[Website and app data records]
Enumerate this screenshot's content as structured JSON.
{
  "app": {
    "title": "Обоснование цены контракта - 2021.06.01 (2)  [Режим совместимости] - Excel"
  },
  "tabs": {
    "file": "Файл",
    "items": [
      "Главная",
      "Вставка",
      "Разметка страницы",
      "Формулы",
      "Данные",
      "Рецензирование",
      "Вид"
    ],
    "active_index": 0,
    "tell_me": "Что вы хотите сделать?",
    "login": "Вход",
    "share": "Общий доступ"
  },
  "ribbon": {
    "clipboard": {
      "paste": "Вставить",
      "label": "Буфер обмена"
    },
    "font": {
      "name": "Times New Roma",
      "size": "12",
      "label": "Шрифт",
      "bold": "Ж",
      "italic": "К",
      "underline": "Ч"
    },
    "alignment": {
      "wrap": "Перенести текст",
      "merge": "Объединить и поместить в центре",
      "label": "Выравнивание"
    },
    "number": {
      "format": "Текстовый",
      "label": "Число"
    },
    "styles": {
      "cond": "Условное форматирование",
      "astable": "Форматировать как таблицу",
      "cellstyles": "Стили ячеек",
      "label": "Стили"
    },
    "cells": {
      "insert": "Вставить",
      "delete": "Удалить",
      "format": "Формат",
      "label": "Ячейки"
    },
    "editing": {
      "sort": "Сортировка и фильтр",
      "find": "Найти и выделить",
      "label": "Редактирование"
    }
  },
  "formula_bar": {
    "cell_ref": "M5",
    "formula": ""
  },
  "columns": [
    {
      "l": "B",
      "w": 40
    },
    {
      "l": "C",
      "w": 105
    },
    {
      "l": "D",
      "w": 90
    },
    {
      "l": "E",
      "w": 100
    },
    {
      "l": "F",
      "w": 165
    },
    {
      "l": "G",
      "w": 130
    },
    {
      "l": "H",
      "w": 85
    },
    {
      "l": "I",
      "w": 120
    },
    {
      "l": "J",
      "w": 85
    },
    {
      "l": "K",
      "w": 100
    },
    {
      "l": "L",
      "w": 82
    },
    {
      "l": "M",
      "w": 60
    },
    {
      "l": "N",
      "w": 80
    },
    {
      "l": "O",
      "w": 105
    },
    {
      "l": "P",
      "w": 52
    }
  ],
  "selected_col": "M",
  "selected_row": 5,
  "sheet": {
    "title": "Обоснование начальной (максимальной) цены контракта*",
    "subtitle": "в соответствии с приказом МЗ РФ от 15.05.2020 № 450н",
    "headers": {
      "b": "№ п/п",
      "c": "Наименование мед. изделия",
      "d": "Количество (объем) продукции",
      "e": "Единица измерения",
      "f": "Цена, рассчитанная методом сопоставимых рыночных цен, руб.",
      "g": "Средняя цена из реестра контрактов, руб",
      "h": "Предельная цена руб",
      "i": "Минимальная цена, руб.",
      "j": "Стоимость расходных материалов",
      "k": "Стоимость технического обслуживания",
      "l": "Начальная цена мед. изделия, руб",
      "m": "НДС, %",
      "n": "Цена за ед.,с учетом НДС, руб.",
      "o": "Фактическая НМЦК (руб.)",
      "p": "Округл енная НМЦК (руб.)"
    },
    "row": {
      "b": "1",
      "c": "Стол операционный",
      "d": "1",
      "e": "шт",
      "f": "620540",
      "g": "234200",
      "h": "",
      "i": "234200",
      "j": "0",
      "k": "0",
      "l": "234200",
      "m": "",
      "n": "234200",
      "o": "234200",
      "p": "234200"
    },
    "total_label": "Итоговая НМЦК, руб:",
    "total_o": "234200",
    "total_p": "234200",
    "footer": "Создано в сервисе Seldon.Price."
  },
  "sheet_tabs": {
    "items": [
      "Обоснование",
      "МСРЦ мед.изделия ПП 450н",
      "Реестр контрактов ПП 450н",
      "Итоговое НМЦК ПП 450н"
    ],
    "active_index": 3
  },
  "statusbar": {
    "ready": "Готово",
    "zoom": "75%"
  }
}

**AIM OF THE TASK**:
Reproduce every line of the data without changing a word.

**EXERCISE SOLUTION**:
Enumerate this screenshot's content as structured JSON.
{
  "app": {
    "title": "Обоснование цены контракта - 2021.06.01 (2)  [Режим совместимости] - Excel"
  },
  "tabs": {
    "file": "Файл",
    "items": [
      "Главная",
      "Вставка",
      "Разметка страницы",
      "Формулы",
      "Данные",
      "Рецензирование",
      "Вид"
    ],
    "active_index": 0,
    "tell_me": "Что вы хотите сделать?",
    "login": "Вход",
    "share": "Общий доступ"
  },
  "ribbon": {
    "clipboard": {
      "paste": "Вставить",
      "label": "Буфер обмена"
    },
    "font": {
      "name": "Times New Roma",
      "size": "12",
      "label": "Шрифт",
      "bold": "Ж",
      "italic": "К",
      "underline": "Ч"
    },
    "alignment": {
      "wrap": "Перенести текст",
      "merge": "Объединить и поместить в центре",
      "label": "Выравнивание"
    },
    "number": {
      "format": "Текстовый",
      "label": "Число"
    },
    "styles": {
      "cond": "Условное форматирование",
      "astable": "Форматировать как таблицу",
      "cellstyles": "Стили ячеек",
      "label": "Стили"
    },
    "cells": {
      "insert": "Вставить",
      "delete": "Удалить",
      "format": "Формат",
      "label": "Ячейки"
    },
    "editing": {
      "sort": "Сортировка и фильтр",
      "find": "Найти и выделить",
      "label": "Редактирование"
    }
  },
  "formula_bar": {
    "cell_ref": "M5",
    "formula": ""
  },
  "columns": [
    {
      "l": "B",
      "w": 40
    },
    {
      "l": "C",
      "w": 105
    },
    {
      "l": "D",
      "w": 90
    },
    {
      "l": "E",
      "w": 100
    },
    {
      "l": "F",
      "w": 165
    },
    {
      "l": "G",
      "w": 130
    },
    {
      "l": "H",
      "w": 85
    },
    {
      "l": "I",
      "w": 120
    },
    {
      "l": "J",
      "w": 85
    },
    {
      "l": "K",
      "w": 100
    },
    {
      "l": "L",
      "w": 82
    },
    {
      "l": "M",
      "w": 60
    },
    {
      "l": "N",
      "w": 80
    },
    {
      "l": "O",
      "w": 105
    },
    {
      "l": "P",
      "w": 52
    }
  ],
  "selected_col": "M",
  "selected_row": 5,
  "sheet": {
    "title": "Обоснование начальной (максимальной) цены контракта*",
    "subtitle": "в соответствии с приказом МЗ РФ от 15.05.2020 № 450н",
    "headers": {
      "b": "№ п/п",
      "c": "Наименование мед. изделия",
      "d": "Количество (объем) продукции",
      "e": "Единица измерения",
      "f": "Цена, рассчитанная методом сопоставимых рыночных цен, руб.",
      "g": "Средняя цена из реестра контрактов, руб",
      "h": "Предельная цена руб",
      "i": "Минимальная цена, руб.",
      "j": "Стоимость расходных материалов",
      "k": "Стоимость технического обслуживания",
      "l": "Начальная цена мед. изделия, руб",
      "m": "НДС, %",
      "n": "Цена за ед.,с учетом НДС, руб.",
      "o": "Фактическая НМЦК (руб.)",
      "p": "Округл енная НМЦК (руб.)"
    },
    "row": {
      "b": "1",
      "c": "Стол операционный",
      "d": "1",
      "e": "шт",
      "f": "620540",
      "g": "234200",
      "h": "",
      "i": "234200",
      "j": "0",
      "k": "0",
      "l": "234200",
      "m": "",
      "n": "234200",
      "o": "234200",
      "p": "234200"
    },
    "total_label": "Итоговая НМЦК, руб:",
    "total_o": "234200",
    "total_p": "234200",
    "footer": "Создано в сервисе Seldon.Price."
  },
  "sheet_tabs": {
    "items": [
      "Обоснование",
      "МСРЦ мед.изделия ПП 450н",
      "Реестр контрактов ПП 450н",
      "Итоговое НМЦК ПП 450н"
    ],
    "active_index": 3
  },
  "statusbar": {
    "ready": "Готово",
    "zoom": "75%"
  }
}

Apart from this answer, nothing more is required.